In the Book of Acts, we see the Church—the organized, formal gathering of believers—begin to form. The Holy Spirit fills the apostles, doctrine is solidified, and missionary journeys begin.
We live in a culture that is apathetic toward religion. In America, most people at least know of Jesus, but many don’t identify as being a Christian.
“Love is patient, love is kind. . .”
What is it about death that scares us? What causes us to ignore it, for the most part, until death stares us in the face? Our culture tells us death is just part of life, or that it is natural, but that is not how the Bible speaks about death.
It’s a known fact: most Christians have “Read the Bible every day” (or some variation thereof) on their New Year’s Resolution list.
The Book of 1 Peter, nestled between James and (you guessed it) 2 Peter toward the back of the New Testament, is perhaps not as widely read as some of the Pauline epistles, like Romans. But this five-chapter book is packed full of applicable and practical advice for Christians today, whether church members, pastors, husbands, or wives.
We took a look at six popular verses in the Book of Matthew, and did some digging in the three volumes on Matthew in the Concordia Commentary series to get some greater context and understanding of them!
Reminder: Thanksgiving is this Thursday.
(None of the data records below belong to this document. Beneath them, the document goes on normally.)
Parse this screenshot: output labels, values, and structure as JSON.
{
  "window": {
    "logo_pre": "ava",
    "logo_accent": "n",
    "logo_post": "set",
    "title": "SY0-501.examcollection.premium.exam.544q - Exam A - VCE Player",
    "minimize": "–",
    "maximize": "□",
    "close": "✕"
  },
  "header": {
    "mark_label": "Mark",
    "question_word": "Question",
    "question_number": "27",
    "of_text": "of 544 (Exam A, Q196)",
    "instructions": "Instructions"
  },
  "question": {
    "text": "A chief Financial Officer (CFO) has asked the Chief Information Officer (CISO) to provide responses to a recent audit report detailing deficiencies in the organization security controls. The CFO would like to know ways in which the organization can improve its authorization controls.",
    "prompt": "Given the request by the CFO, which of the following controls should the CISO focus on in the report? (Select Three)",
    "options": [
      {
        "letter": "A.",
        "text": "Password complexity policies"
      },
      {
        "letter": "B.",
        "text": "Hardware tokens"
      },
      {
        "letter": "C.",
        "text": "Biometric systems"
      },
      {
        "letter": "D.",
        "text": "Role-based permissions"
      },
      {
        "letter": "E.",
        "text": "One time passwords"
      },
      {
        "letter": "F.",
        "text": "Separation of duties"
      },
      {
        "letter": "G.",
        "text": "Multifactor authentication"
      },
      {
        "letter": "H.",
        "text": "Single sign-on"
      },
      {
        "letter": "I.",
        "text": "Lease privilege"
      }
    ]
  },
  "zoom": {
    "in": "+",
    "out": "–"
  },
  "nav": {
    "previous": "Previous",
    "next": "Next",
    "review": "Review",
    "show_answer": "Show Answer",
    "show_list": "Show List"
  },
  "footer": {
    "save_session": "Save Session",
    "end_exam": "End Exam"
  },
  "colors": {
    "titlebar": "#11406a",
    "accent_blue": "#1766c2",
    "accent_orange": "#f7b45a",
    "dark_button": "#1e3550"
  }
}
Ack. Just like everyone forgot to buy canned pumpkin and will be frantically rushing to the store Wednesday afternoon, you might also be desperately trying to think of ways to give thanks this week.
Christianity, a religion that begins and ends with the person and work of Jesus Christ, is the only religion of the world to regard man’s eternal salvation as a pure gift of God, without any human merit, work, or worthiness.
Pastor Monte Meyer, the facilitator of parish life for the Minnesota North District, had an ambitious goal:
To get families in the Minnesota North District to read the Bible together every week.
He knew this was easier said than done. “Church leaders have tried to introduce Bible reading plans to their congregations without a lot of success,” he said. “It just gets tough to wade through all the material, some of which is difficult to understand.”